Reperfusion Therapy for Acute Ischemic Stroke in Older People

An Observational Real-life Study

Justine Sudre MD; Laura Venditti MD; Claire Ancelet MD; Olivier Chassin MD; Mariana Sarov MD; Didier Smadja MD; Nicolas Chausson MD; François Lun MD; Olga Laine MD; Emmanuelle Duron MD; Christiane Verny MD; Laurent Spelle MD; Alexandra Rouquette MD; Nicolas Legris MD; Christian Denier MD


J Am Geriatr Soc. 2021;69(11):3167-3176. 

In This Article

Abstract and Introduction


Background: While randomized clinical trials have shown the benefit of thrombolysis and endovascular thrombectomy (EVT) in patients with acute ischemic stroke (AIS), we aimed to describe in a real-life study the differences between older (>80 years old) and younger patients treated for AIS.

Methods: Thousand patients treated with thrombolysis and/or EVT were consecutively included in a prospective monocentric database (admitted from December 2015 to May 2019 in our comprehensive stroke center). Demographic data with detailed history, baseline physical examinations and treatments, laboratory and imaging data, prestroke functional status, and outcome 3 months after stroke were analyzed.

Results: Older patients (n = 357) had more baseline comorbidities and lower levels of prestroke independence (modified Rankin scale ≤2; 67.2% vs. 96.1%) and more severe strokes (median National Institute of Health Stroke Score [NIHSS] 15 vs. 12; p < 0.001) than younger patients (n = 643). There was no difference in the reperfusion treatments used or treatment timelines. In older patients, good functional status at 3 months was less common (29.7% vs. 61.3%) and mortality was higher (37.1% vs. 11.4%) than in younger patients. Younger age was independently associated with better prognosis (odds ratio [OR] 0.37, 95% confidence interval [CI]: 0.20–0.67; p = 0.001) and lower mortality (OR 4.38, 95% CI: 2.11–9.09; p < 0.001). Among older adults, features associated with good outcome at 3 months were age (OR 0.89, 95% CI: 0.81–0.97; p = 0.01), initial NIHSS (OR 0.89, 95% CI: 0.83–0.94; p < 0.0001), and absence of severe leukoaraiosis, anticoagulant treatment, and symptomatic intracerebral hemorrhage following reperfusion therapy (respectively, OR 0.42, 95% CI: 0.19–0.93; p = 0.03; OR = 0.07, 95% CI: 0.01–0.70; p = 0.02; and OR = 0.07, 95% CI: 0.01–0.61; p = 0.02).

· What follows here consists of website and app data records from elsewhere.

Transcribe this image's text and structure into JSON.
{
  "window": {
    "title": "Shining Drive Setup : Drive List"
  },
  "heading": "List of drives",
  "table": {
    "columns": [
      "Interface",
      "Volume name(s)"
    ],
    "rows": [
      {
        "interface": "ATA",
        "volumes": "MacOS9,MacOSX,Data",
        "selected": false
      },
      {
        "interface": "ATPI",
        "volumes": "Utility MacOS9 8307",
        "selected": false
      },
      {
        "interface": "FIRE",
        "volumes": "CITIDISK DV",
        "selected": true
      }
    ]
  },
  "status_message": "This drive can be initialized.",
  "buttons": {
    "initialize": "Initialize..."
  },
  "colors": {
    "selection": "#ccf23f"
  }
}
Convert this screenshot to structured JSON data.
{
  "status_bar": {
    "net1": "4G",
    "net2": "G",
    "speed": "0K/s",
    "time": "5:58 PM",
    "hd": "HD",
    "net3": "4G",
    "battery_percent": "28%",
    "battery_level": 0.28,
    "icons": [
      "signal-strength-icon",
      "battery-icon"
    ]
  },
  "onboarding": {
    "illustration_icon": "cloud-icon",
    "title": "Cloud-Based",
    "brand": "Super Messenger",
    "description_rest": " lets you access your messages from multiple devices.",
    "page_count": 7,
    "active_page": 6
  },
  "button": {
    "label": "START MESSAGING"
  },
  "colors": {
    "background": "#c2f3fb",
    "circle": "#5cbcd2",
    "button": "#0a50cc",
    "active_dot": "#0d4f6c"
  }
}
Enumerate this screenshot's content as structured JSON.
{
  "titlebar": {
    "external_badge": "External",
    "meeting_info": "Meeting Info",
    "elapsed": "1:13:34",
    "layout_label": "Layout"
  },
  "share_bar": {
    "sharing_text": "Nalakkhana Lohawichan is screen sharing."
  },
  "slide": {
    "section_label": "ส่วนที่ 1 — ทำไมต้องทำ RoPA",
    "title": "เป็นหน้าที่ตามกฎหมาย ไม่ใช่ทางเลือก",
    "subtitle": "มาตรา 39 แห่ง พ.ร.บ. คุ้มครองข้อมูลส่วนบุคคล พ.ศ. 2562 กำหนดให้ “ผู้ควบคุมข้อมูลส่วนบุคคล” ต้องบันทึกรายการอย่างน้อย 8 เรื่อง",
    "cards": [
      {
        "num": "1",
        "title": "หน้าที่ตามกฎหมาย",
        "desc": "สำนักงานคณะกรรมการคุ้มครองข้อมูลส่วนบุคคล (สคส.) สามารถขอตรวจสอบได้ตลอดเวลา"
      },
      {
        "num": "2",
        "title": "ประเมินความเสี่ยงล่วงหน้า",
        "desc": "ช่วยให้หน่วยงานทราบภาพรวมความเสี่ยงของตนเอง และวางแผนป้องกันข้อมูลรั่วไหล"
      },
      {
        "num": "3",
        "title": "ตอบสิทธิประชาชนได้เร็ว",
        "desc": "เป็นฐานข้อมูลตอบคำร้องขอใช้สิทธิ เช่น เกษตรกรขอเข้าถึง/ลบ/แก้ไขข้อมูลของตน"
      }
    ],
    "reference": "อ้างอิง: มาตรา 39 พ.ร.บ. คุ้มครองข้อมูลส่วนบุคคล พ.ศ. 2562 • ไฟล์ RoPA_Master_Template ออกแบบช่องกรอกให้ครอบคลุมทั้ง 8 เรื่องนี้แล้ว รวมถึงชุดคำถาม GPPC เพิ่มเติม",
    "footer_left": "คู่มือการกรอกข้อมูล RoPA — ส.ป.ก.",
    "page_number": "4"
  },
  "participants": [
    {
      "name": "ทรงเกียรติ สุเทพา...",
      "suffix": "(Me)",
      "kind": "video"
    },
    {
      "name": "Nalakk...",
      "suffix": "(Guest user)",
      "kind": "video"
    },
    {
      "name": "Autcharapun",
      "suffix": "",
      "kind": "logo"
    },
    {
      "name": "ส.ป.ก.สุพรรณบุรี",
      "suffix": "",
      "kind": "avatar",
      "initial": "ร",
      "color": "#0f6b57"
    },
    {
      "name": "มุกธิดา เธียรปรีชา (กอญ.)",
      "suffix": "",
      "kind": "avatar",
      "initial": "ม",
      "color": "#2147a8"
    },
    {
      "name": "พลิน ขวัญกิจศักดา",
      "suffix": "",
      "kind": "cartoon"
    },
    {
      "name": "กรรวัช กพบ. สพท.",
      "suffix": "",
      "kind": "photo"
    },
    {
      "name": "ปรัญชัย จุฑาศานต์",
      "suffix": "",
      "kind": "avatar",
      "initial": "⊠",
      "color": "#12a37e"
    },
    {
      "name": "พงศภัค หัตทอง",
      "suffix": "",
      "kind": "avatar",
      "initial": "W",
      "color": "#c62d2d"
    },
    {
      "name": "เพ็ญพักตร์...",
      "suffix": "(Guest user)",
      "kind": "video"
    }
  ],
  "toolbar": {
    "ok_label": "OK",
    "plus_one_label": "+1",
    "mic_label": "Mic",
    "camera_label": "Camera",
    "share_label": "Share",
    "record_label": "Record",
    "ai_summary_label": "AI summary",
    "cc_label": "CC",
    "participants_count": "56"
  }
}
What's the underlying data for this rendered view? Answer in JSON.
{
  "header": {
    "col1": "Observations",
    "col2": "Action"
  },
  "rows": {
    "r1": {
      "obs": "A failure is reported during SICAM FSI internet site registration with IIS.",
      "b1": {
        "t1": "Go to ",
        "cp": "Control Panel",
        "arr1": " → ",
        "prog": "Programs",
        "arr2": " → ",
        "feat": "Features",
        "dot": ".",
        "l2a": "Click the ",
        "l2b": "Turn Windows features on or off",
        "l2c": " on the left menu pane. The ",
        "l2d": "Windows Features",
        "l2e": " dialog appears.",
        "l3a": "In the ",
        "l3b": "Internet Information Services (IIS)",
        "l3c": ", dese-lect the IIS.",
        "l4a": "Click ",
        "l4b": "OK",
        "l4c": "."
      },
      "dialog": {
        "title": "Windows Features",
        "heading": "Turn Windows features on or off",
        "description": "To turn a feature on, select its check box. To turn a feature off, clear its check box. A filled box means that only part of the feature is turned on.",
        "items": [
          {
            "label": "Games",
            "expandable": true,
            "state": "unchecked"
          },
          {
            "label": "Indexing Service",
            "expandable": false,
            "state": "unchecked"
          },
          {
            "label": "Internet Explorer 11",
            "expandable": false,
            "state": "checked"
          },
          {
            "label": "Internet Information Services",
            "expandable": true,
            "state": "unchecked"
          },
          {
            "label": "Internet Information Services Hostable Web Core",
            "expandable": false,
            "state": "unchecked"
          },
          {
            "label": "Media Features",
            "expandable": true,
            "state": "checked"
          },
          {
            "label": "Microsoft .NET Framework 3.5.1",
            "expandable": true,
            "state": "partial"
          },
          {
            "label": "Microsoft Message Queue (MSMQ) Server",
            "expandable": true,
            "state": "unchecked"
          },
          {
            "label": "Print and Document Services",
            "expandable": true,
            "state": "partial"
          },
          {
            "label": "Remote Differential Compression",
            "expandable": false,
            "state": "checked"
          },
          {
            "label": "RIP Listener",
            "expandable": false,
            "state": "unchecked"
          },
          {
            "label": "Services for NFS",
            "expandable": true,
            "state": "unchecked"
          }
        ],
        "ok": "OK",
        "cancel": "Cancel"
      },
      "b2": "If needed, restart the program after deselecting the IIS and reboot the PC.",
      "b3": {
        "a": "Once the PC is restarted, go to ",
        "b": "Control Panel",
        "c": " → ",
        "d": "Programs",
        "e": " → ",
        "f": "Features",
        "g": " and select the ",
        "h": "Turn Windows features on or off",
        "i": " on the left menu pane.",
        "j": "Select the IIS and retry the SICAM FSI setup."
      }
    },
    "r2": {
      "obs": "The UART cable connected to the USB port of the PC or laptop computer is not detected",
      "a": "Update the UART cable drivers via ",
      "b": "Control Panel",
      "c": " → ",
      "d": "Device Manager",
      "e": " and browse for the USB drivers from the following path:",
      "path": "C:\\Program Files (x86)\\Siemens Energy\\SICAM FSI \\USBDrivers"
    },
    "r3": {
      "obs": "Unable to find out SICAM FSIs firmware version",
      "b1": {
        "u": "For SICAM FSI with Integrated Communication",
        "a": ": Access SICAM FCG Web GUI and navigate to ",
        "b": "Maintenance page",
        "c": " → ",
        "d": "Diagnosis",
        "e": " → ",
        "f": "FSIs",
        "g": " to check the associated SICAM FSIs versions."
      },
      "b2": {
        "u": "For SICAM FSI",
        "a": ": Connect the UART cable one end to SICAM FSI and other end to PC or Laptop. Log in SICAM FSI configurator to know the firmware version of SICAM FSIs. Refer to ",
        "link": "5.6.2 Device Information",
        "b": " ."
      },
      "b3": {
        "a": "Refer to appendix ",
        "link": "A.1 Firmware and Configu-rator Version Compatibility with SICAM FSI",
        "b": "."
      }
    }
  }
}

Conclusion: Although reperfusion therapy was less successful in older patients, these patients may benefit from acute recanalization despite their age. With an increasing older adult population, high-quality prospective studies are still required to better predict functional outcome and clarify the criteria that would allow better selection of appropriate treatment.


Strokes are the second leading cause of death and the third leading cause of disability.[1] The proportion of older adults (defined as individuals 80 years old or older) is expected to dramatically increase in the European Union by 2050, from 4.0% in 2004 to 11.4% in 2050.[2] As one in three strokes occurs after the age of 80, the continuing increase in the older adult population is associated with an increase in the absolute number of stroke cases.[1,3,4] Rationally, the number of older patients requiring thrombolysis and/or endovascular thrombectomy (EVT) for acute ischemic stroke (AIS) is bound to increase in the coming decades. To date, older patients have been globally under-represented in randomized clinical trials of acute stroke therapy. Thrombolysis proved to be beneficial if administrated within 4.5 h of the AIS but was initially contraindicated in patients over 80 years old.[5,6] More recently, it has become a standard treatment for older adults after clinical trials and meta-analyses in this population demonstrated its efficacy and safety.[7–9] Since 2015, EVT has been the new standard of care for large vessel occlusion (LVO),[7] with no age restrictions, even though only a small number of older patients were included in randomized trials. In most of those clinical trials, exclusion criteria relating to previous autonomy meant that older patients who only partially represented this population were selected. Since these trials, EVT has been increasingly used in patients over 80 years old and has proven its relevance.[10–13]

We herein conducted an observational real-life study to assess the differences, in terms of radiological and clinical features, management, and outcome, between older and younger patients consecutively treated for AIS by thrombolysis, EVT, or both in our comprehensive stroke center.